AIM OF THE TASK
Without the pictures, set down every record below exactly as it reads.

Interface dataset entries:
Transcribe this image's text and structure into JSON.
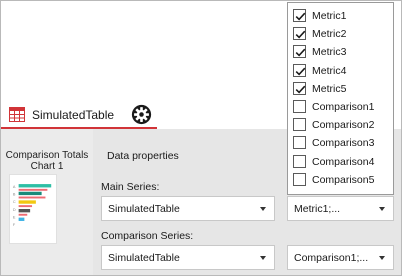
{
  "tab": {
    "label": "SimulatedTable"
  },
  "thumbnail": {
    "title": "Comparison Totals Chart 1"
  },
  "properties": {
    "title": "Data properties",
    "main_series_label": "Main Series:",
    "main_series_value": "SimulatedTable",
    "metrics_value": "Metric1;...",
    "comparison_series_label": "Comparison Series:",
    "comparison_series_value": "SimulatedTable",
    "comparison_metrics_value": "Comparison1;..."
  },
  "dropdown": {
    "options": [
      {
        "label": "Metric1",
        "checked": true
      },
      {
        "label": "Metric2",
        "checked": true
      },
      {
        "label": "Metric3",
        "checked": true
      },
      {
        "label": "Metric4",
        "checked": true
      },
      {
        "label": "Metric5",
        "checked": true
      },
      {
        "label": "Comparison1",
        "checked": false
      },
      {
        "label": "Comparison2",
        "checked": false
      },
      {
        "label": "Comparison3",
        "checked": false
      },
      {
        "label": "Comparison4",
        "checked": false
      },
      {
        "label": "Comparison5",
        "checked": false
      }
    ]
  },
  "colors": {
    "accent": "#d13438"
  }
}
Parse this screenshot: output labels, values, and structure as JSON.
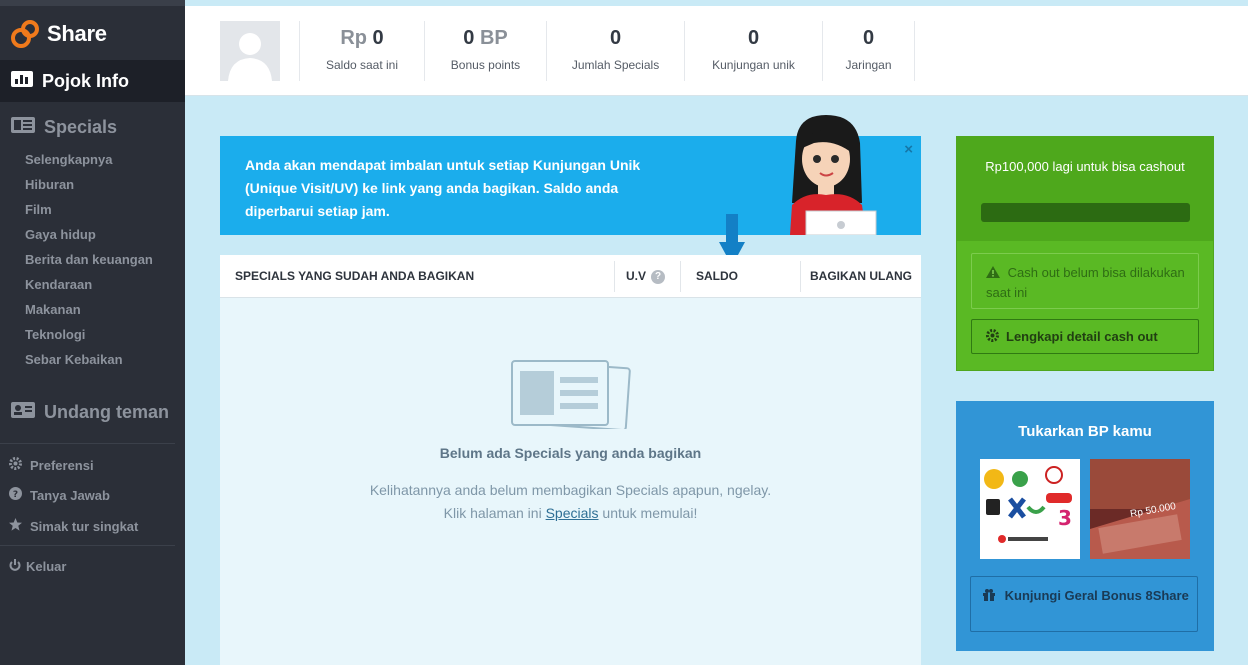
{
  "sidebar": {
    "logo_text": "Share",
    "active_item": "Pojok Info",
    "specials_heading": "Specials",
    "specials_items": [
      "Selengkapnya",
      "Hiburan",
      "Film",
      "Gaya hidup",
      "Berita dan keuangan",
      "Kendaraan",
      "Makanan",
      "Teknologi",
      "Sebar Kebaikan"
    ],
    "invite_heading": "Undang teman",
    "secondary_items": [
      {
        "label": "Preferensi",
        "icon": "gear-icon"
      },
      {
        "label": "Tanya Jawab",
        "icon": "question-icon"
      },
      {
        "label": "Simak tur singkat",
        "icon": "star-icon"
      }
    ],
    "logout_label": "Keluar"
  },
  "stats": [
    {
      "value": "0",
      "unit": "Rp",
      "label": "Saldo saat ini"
    },
    {
      "value": "0",
      "unit": "BP",
      "label": "Bonus points"
    },
    {
      "value": "0",
      "unit": "",
      "label": "Jumlah Specials"
    },
    {
      "value": "0",
      "unit": "",
      "label": "Kunjungan unik"
    },
    {
      "value": "0",
      "unit": "",
      "label": "Jaringan"
    }
  ],
  "banner": {
    "text": "Anda akan mendapat imbalan untuk setiap Kunjungan Unik (Unique Visit/UV) ke link yang anda bagikan. Saldo anda diperbarui setiap jam.",
    "close": "×"
  },
  "table": {
    "col_specials": "SPECIALS YANG SUDAH ANDA BAGIKAN",
    "col_uv": "U.V",
    "col_uv_help": "?",
    "col_saldo": "SALDO",
    "col_share": "BAGIKAN ULANG",
    "empty_title": "Belum ada Specials yang anda bagikan",
    "empty_line1": "Kelihatannya anda belum membagikan Specials apapun, ngelay.",
    "empty_line2_pre": "Klik halaman ini",
    "empty_link": "Specials",
    "empty_line2_post": "untuk memulai!"
  },
  "cashout": {
    "need_text": "Rp100,000 lagi untuk bisa cashout",
    "progress": 0,
    "warning": "Cash out belum bisa dilakukan saat ini",
    "detail_button": "Lengkapi detail cash out"
  },
  "bp": {
    "title": "Tukarkan BP kamu",
    "voucher_text": "Rp 50.000",
    "button": "Kunjungi Geral Bonus 8Share"
  },
  "colors": {
    "sidebar_bg": "#2b2f38",
    "banner": "#1badec",
    "cashout_green": "#5ab924",
    "bp_blue": "#3195d6"
  }
}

TASK OUTPUT
Transcribe this image's text and structure into JSON.
{
  "tab": {
    "label": "SimulatedTable"
  },
  "thumbnail": {
    "title": "Comparison Totals Chart 1"
  },
  "properties": {
    "title": "Data properties",
    "main_series_label": "Main Series:",
    "main_series_value": "SimulatedTable",
    "metrics_value": "Metric1;...",
    "comparison_series_label": "Comparison Series:",
    "comparison_series_value": "SimulatedTable",
    "comparison_metrics_value": "Comparison1;..."
  },
  "dropdown": {
    "options": [
      {
        "label": "Metric1",
        "checked": true
      },
      {
        "label": "Metric2",
        "checked": true
      },
      {
        "label": "Metric3",
        "checked": true
      },
      {
        "label": "Metric4",
        "checked": true
      },
      {
        "label": "Metric5",
        "checked": true
      },
      {
        "label": "Comparison1",
        "checked": false
      },
      {
        "label": "Comparison2",
        "checked": false
      },
      {
        "label": "Comparison3",
        "checked": false
      },
      {
        "label": "Comparison4",
        "checked": false
      },
      {
        "label": "Comparison5",
        "checked": false
      }
    ]
  },
  "colors": {
    "accent": "#d13438"
  }
}
Parse this screenshot: output labels, values, and structure as JSON.
{
  "sidebar": {
    "logo_text": "Share",
    "active_item": "Pojok Info",
    "specials_heading": "Specials",
    "specials_items": [
      "Selengkapnya",
      "Hiburan",
      "Film",
      "Gaya hidup",
      "Berita dan keuangan",
      "Kendaraan",
      "Makanan",
      "Teknologi",
      "Sebar Kebaikan"
    ],
    "invite_heading": "Undang teman",
    "secondary_items": [
      {
        "label": "Preferensi",
        "icon": "gear-icon"
      },
      {
        "label": "Tanya Jawab",
        "icon": "question-icon"
      },
      {
        "label": "Simak tur singkat",
        "icon": "star-icon"
      }
    ],
    "logout_label": "Keluar"
  },
  "stats": [
    {
      "value": "0",
      "unit": "Rp",
      "label": "Saldo saat ini"
    },
    {
      "value": "0",
      "unit": "BP",
      "label": "Bonus points"
    },
    {
      "value": "0",
      "unit": "",
      "label": "Jumlah Specials"
    },
    {
      "value": "0",
      "unit": "",
      "label": "Kunjungan unik"
    },
    {
      "value": "0",
      "unit": "",
      "label": "Jaringan"
    }
  ],
  "banner": {
    "text": "Anda akan mendapat imbalan untuk setiap Kunjungan Unik (Unique Visit/UV) ke link yang anda bagikan. Saldo anda diperbarui setiap jam.",
    "close": "×"
  },
  "table": {
    "col_specials": "SPECIALS YANG SUDAH ANDA BAGIKAN",
    "col_uv": "U.V",
    "col_uv_help": "?",
    "col_saldo": "SALDO",
    "col_share": "BAGIKAN ULANG",
    "empty_title": "Belum ada Specials yang anda bagikan",
    "empty_line1": "Kelihatannya anda belum membagikan Specials apapun, ngelay.",
    "empty_line2_pre": "Klik halaman ini",
    "empty_link": "Specials",
    "empty_line2_post": "untuk memulai!"
  },
  "cashout": {
    "need_text": "Rp100,000 lagi untuk bisa cashout",
    "progress": 0,
    "warning": "Cash out belum bisa dilakukan saat ini",
    "detail_button": "Lengkapi detail cash out"
  },
  "bp": {
    "title": "Tukarkan BP kamu",
    "voucher_text": "Rp 50.000",
    "button": "Kunjungi Geral Bonus 8Share"
  },
  "colors": {
    "sidebar_bg": "#2b2f38",
    "banner": "#1badec",
    "cashout_green": "#5ab924",
    "bp_blue": "#3195d6"
  }
}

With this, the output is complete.